"Terrorism is one of the main impediments in achieving our goals. It is the need of the hour that we become alive to our responsibilities. We should place Islam, Muslims and madrassas in the correct perspective."
The conference wants to spread the factual position of Indian Muslims, says Farooqui.
"The Muslim community is keen to remind all that the ulemas of India have a very fine history behind them. No one disputes that we played a very important role in the Indian freedom struggle. Unlike before, we do feel the menace of terrorism is spreading in India too. And we want to say that every Indian should be very concerned about it," he said.
He says the problem lies in "ill-advised reporting in the Indian media."
"We are feeling the heat. Everybody started feeling that Muslims are responsible for it. After Mumbai bomb blasts no one reported how Muslims too came out on the streets to help the victims. We feel it is a very dangerous trend to blame an entire community for terrorism," he added.
Farooqui strongly urges Indians to note that "if this perception of the Muslim community continues then after ten years the situation will become irreparable. We are very, very concerned."
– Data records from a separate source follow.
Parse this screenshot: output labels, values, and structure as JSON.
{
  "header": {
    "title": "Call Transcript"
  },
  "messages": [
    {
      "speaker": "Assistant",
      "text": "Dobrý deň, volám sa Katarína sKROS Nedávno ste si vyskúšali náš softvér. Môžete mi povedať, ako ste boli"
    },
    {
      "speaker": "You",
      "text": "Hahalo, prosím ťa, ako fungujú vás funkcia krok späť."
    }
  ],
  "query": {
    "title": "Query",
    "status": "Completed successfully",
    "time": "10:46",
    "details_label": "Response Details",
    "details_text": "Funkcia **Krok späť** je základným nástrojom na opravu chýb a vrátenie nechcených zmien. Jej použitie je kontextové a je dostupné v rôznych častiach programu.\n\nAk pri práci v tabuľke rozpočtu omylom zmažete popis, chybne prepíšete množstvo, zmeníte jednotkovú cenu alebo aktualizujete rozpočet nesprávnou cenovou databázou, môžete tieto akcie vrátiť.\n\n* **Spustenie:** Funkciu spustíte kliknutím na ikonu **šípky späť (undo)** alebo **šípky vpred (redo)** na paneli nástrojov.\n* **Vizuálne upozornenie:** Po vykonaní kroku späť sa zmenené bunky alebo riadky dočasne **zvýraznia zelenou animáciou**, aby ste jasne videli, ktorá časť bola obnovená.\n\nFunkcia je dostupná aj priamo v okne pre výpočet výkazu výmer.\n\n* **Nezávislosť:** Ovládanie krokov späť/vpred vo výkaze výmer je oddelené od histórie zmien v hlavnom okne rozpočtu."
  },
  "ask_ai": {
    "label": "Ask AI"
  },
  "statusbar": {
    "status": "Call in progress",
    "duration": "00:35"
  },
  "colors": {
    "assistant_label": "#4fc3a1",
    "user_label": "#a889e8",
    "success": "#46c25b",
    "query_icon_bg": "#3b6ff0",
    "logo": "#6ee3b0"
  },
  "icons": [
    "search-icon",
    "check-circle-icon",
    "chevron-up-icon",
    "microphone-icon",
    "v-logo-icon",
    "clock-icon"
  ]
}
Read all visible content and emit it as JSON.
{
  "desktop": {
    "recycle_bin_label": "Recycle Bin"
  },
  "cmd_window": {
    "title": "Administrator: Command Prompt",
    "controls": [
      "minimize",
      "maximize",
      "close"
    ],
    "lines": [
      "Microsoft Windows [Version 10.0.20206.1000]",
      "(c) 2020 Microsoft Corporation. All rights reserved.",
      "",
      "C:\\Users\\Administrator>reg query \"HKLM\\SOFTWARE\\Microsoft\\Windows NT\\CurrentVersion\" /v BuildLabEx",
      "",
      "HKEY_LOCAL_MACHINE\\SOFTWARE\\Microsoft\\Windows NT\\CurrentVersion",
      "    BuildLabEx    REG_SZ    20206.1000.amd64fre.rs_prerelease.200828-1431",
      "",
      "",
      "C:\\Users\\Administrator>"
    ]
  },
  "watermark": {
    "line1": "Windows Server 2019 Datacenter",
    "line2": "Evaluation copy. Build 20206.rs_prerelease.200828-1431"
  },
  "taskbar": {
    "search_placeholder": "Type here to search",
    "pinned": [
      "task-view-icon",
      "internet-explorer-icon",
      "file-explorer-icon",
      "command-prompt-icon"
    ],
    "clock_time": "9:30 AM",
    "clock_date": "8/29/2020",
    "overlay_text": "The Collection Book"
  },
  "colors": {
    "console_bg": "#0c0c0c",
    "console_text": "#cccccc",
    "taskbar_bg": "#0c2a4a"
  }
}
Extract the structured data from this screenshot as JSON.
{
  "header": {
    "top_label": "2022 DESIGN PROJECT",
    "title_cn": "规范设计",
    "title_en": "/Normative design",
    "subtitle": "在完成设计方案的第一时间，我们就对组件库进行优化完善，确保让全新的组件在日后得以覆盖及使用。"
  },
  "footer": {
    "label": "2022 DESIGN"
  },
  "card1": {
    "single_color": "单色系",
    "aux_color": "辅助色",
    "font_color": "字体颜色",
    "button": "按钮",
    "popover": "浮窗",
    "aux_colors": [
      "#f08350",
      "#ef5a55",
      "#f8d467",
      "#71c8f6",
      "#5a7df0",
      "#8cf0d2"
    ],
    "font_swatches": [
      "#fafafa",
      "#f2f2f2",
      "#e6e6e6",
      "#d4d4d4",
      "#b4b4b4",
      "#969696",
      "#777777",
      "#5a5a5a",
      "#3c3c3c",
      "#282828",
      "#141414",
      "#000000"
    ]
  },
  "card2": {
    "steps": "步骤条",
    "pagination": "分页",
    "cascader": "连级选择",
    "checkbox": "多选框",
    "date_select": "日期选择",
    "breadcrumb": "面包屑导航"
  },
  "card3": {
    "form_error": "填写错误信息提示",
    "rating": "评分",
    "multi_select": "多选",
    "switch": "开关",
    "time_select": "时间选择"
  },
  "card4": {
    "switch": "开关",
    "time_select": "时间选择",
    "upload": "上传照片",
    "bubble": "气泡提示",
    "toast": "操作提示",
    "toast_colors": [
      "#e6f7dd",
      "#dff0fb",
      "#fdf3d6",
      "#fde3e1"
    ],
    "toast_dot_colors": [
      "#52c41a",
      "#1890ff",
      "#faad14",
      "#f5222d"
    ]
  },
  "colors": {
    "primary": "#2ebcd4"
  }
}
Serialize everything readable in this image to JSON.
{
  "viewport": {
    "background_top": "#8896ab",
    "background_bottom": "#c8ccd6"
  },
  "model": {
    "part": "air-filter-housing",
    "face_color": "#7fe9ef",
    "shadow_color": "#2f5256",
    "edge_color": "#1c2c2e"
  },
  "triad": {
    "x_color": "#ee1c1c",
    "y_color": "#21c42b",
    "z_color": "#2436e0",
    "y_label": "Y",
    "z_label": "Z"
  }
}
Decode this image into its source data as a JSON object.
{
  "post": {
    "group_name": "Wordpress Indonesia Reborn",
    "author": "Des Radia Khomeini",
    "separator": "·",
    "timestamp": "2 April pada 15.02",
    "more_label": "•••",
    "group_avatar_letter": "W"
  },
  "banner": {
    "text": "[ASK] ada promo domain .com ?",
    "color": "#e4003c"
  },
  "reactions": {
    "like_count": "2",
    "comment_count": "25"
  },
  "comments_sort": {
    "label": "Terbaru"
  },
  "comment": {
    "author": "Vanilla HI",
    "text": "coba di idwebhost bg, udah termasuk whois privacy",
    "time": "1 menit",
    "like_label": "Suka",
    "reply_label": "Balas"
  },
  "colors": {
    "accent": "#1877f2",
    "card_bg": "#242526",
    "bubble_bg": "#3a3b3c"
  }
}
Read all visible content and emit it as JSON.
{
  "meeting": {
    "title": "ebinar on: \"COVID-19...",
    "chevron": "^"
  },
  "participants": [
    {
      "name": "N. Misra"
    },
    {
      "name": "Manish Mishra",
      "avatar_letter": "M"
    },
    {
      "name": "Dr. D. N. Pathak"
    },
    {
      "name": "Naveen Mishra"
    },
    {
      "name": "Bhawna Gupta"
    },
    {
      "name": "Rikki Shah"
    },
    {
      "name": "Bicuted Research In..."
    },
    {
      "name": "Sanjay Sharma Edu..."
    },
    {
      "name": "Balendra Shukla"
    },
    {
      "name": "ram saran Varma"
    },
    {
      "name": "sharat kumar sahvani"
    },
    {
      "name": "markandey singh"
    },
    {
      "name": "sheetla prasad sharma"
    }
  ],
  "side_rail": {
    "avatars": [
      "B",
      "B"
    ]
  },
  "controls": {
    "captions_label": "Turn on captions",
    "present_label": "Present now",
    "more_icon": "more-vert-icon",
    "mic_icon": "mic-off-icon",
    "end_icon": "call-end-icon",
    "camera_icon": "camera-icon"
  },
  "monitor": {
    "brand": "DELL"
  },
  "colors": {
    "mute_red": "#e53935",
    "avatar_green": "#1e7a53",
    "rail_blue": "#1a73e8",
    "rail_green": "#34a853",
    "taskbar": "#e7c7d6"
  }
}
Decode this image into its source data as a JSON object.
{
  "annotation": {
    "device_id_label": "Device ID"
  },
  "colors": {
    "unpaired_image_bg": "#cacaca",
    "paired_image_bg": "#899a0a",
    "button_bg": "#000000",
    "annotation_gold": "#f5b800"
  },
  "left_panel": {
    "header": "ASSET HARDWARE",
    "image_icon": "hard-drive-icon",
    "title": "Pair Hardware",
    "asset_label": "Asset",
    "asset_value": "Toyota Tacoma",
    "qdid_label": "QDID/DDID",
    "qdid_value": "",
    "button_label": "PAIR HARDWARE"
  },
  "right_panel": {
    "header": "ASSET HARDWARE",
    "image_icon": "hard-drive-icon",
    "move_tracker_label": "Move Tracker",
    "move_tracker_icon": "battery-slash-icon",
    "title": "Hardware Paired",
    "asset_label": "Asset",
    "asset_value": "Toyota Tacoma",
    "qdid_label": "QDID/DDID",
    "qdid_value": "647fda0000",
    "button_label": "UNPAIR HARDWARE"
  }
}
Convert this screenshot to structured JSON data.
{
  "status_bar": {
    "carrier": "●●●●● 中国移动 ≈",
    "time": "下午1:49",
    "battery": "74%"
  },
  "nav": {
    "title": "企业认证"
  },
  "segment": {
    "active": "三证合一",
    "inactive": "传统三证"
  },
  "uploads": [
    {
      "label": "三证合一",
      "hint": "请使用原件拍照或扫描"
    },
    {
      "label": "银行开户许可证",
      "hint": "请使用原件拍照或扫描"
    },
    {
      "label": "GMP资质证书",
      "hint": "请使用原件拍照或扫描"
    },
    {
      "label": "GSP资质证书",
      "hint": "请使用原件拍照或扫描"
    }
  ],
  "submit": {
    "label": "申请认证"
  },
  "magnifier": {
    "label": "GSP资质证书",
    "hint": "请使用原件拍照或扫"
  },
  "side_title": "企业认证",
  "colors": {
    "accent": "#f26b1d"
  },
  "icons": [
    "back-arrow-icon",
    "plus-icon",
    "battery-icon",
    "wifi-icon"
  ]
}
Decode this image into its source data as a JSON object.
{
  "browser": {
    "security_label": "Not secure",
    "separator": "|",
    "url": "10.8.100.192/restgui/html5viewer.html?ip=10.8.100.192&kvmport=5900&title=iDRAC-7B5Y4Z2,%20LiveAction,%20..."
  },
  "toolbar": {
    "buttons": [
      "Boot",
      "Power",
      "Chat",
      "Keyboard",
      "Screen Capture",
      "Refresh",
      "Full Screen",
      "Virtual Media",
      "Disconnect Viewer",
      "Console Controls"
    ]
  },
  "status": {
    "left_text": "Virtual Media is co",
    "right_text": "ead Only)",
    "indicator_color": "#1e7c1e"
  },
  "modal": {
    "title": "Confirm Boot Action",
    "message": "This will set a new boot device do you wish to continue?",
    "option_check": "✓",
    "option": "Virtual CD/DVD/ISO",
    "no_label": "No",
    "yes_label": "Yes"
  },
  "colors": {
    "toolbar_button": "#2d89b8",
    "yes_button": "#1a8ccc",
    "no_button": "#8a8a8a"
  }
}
"We want the ulemas to fight this perception. We want to denounce all kinds of terrorism and particularly against Indians. Islam doesn't allow this at all," he said.
How to fight terrorism by taking teh help of the ulema will be one of the focus areas of this conference, Farooqui said.
He explained, "Our message to the prime minister is that the way law enforcing agencies are behaving against the community is not fair. We have already given details. They are mindlessly arresting 500-600 Muslims and releasing them after two-three days of torture. We have no objection to proper investigations. Muslims feel they are being pushed to the wall. In Bihar, the police arrested people and released them after two days after taking bribes of Rs 5,000. This is no way to fight terrorism. You just can not treat 22 crore Muslims like this. We are thinking of a situation after ten years. India will not be able to fight terrorism after ten years if these unfair practices go on."
Madani, who is in forefront of teh recent public debates on Hindu-Muslim relations, told rediff.com, "We want the ulema and people who run madrassas to unite and counter terrorism. This conference will deliberate on how to do it."
"We have also fought for this country's freedom. We don't want a few terrorists to kidnap our agenda for our country," he said.
Farooqui adds, "Muslims want a clear message to the law-enforcing agencies from the prime minister that we have to fight terrorism but with human touch. Terrorism is a national problem and the moment we earmark it to particular community we are trapped."